1. Prioritize education for consumers and workers: Humans are invariably going to be the weakest link in the chain; not even the most robust technology can prevent a victim from unwittingly handing over their private credentials. That said, while many financial institutions are investing in educational programs to teach their customers basic principles around protecting their accounts, they need to make it a continuous and ongoing initiative. Likewise, these efforts should extend to the customer-facing workers and especially contact center employees who are ultimately responsible for authenticating a customer’s identity.
2. Leverage behavioral analytics to signal anomalous activities: Phone-based scams almost always culminate with the victim transmitting funds, buying untraceable gift cards, or sharing critical data that can be used to create synthetic identities to open new accounts. For financial institutions this means that they need to be able to establish a behavioral baseline of their customers to understand normal interactions from anomalous activities that could be earmarks for potential fraud threats. Embedding behavioral analytics into the customer authentication process can help pinpoint the signals within a device or network that indicate the relative risk of each transaction.

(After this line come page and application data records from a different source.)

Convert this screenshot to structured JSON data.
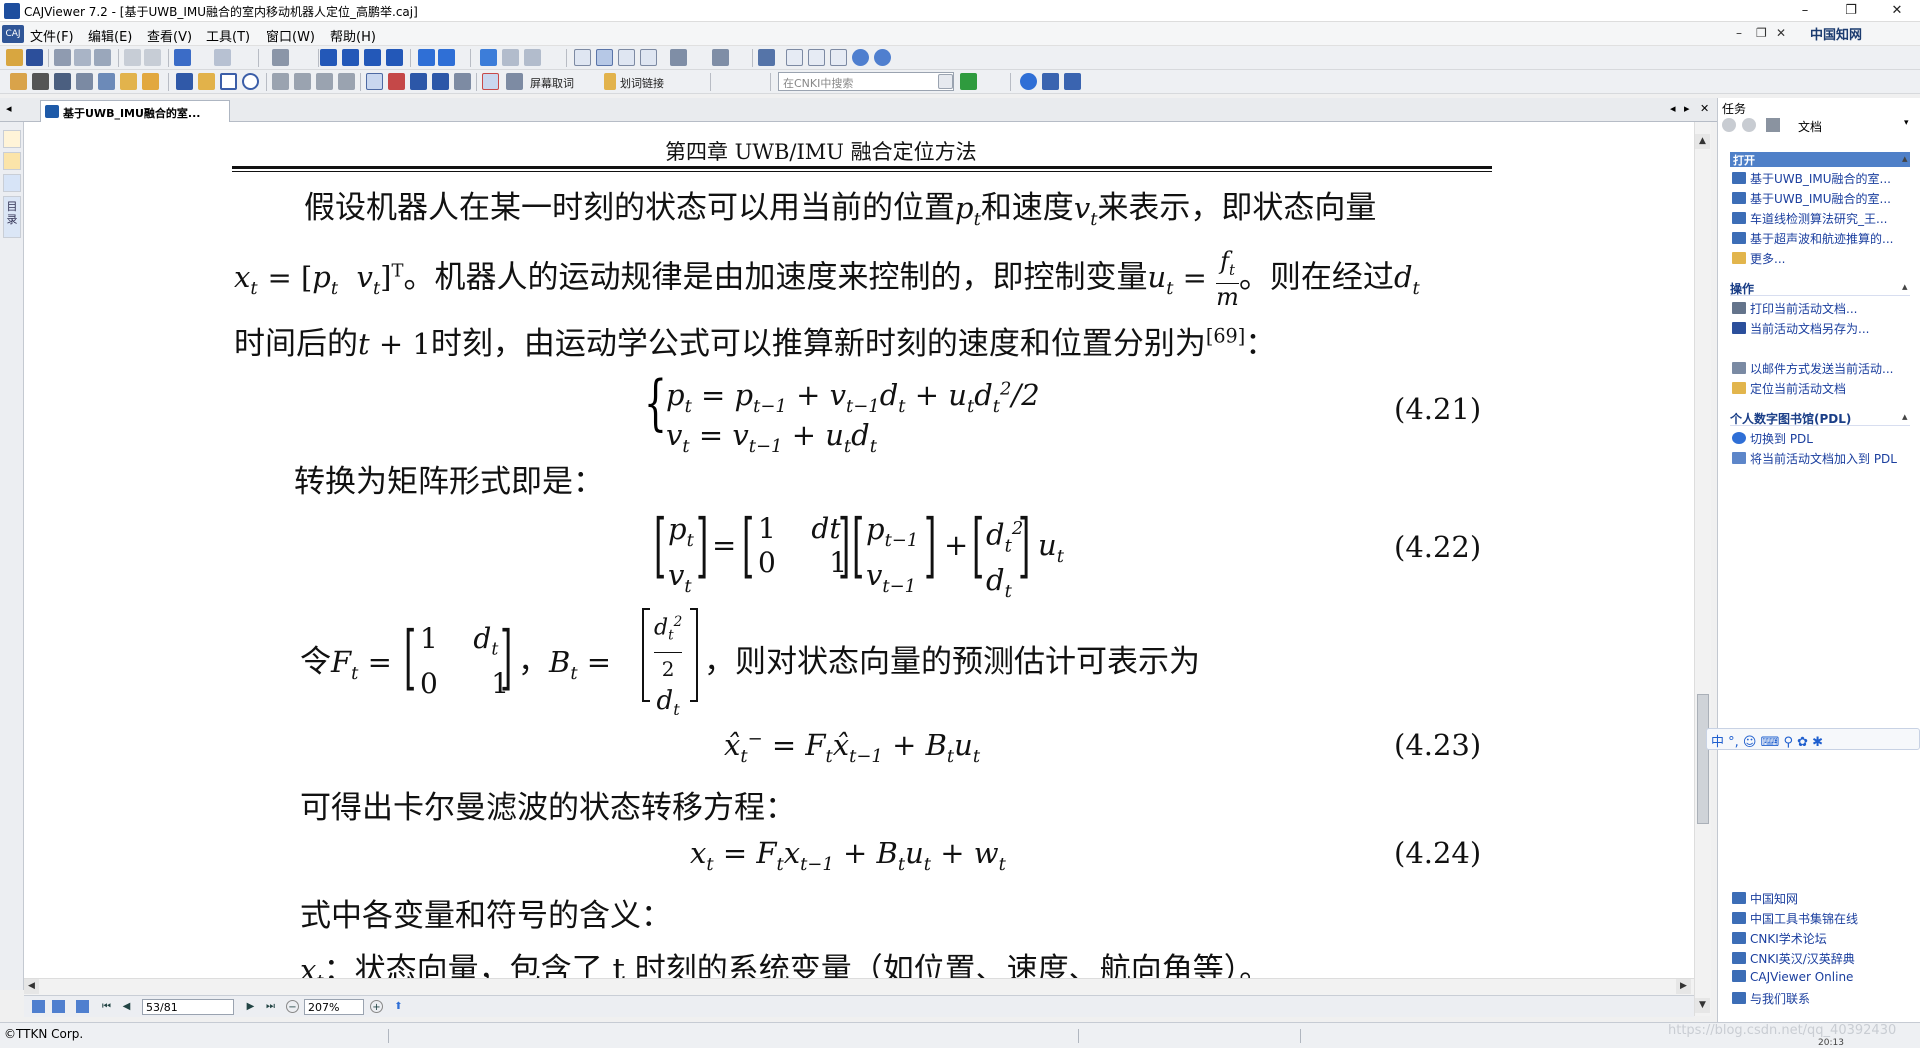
{
  "window": {
    "title": "CAJViewer 7.2 - [基于UWB_IMU融合的室内移动机器人定位_高鹏举.caj]",
    "controls": {
      "minimize": "–",
      "restore": "❐",
      "close": "✕"
    }
  },
  "menubar": {
    "items": [
      "文件(F)",
      "编辑(E)",
      "查看(V)",
      "工具(T)",
      "窗口(W)",
      "帮助(H)"
    ],
    "mdi_controls": {
      "minimize": "–",
      "restore": "❐",
      "close": "✕"
    },
    "brand": "中国知网"
  },
  "toolbar2": {
    "fullscreen_label": "屏幕取词",
    "wordlink_label": "划词链接",
    "search_placeholder": "在CNKI中搜索"
  },
  "tabs": [
    {
      "label": "基于UWB_IMU融合的室..."
    }
  ],
  "tabbar": {
    "left_arrow": "◂",
    "right_arrow": "▸",
    "close": "✕"
  },
  "left_strip": {
    "directory_label": "目录"
  },
  "document": {
    "header": "第四章 UWB/IMU 融合定位方法",
    "para1_line1_a": "假设机器人在某一时刻的状态可以用当前的位置",
    "para1_line1_b": "和速度",
    "para1_line1_c": "来表示，即状态向量",
    "para1_line2_a": "。机器人的运动规律是由加速度来控制的，即控制变量",
    "para1_line2_b": "。则在经过",
    "para1_line3_a": "时间后的",
    "para1_line3_b": "时刻，由运动学公式可以推算新时刻的速度和位置分别为",
    "citation": "[69]",
    "para1_line3_end": "：",
    "eq421_no": "(4.21)",
    "para2": "转换为矩阵形式即是：",
    "eq422_no": "(4.22)",
    "para3_a": "令",
    "para3_comma": "，",
    "para3_b": "，则对状态向量的预测估计可表示为",
    "eq423_no": "(4.23)",
    "para4": "可得出卡尔曼滤波的状态转移方程：",
    "eq424_no": "(4.24)",
    "para5": "式中各变量和符号的含义：",
    "para6_b": "：状态向量，包含了 t 时刻的系统变量（如位置、速度、航向角等）。"
  },
  "statusnav": {
    "page_value": "53/81",
    "zoom_value": "207%"
  },
  "statusbar": {
    "copyright": "©TTKN Corp.",
    "watermark": "https://blog.csdn.net/qq_40392430",
    "time": "20:13"
  },
  "task_panel": {
    "header": "任务",
    "doc_label": "文档",
    "sections": [
      {
        "title": "打开",
        "links": [
          "基于UWB_IMU融合的室...",
          "基于UWB_IMU融合的室...",
          "车道线检测算法研究_王...",
          "基于超声波和航迹推算的...",
          "更多..."
        ]
      },
      {
        "title": "操作",
        "links": [
          "打印当前活动文档...",
          "当前活动文档另存为...",
          "以邮件方式发送当前活动...",
          "定位当前活动文档"
        ]
      },
      {
        "title": "个人数字图书馆(PDL)",
        "links": [
          "切换到 PDL",
          "将当前活动文档加入到 PDL"
        ]
      }
    ],
    "bottom_links": [
      "中国知网",
      "中国工具书集锦在线",
      "CNKI学术论坛",
      "CNKI英汉/汉英辞典",
      "CAJViewer Online",
      "与我们联系"
    ]
  },
  "ime_bar": "中 °, ☺ ⌨ ⚲ ✿ ✱",
  "colors": {
    "link": "#1a3e9e",
    "section_title": "#1a3e87",
    "active_section": "#4f80c8"
  }
}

3. Drive greater trust into the phone channel: There are solutions available today that go beyond the gaps within the TRACED Act framework that can help a customer determine the legitimacy of a caller with confidence. These solutions go beyond one-dimensional caller ID notifications by enabling businesses to register their calls as legitimate non-spam, to enhance the call experience by displaying their logo alongside a reason for the call, and to provide a visual verification of the caller identity.
The modern scammer is like any successful biological organism: the faster they can adapt to a new environment, the more likely they will survive. Likewise, the agile enterprise that can proactively protect their customers from call spoofing and other brand-damaging phone-based threats will be the ones most likely to thrive in the omnichannel future.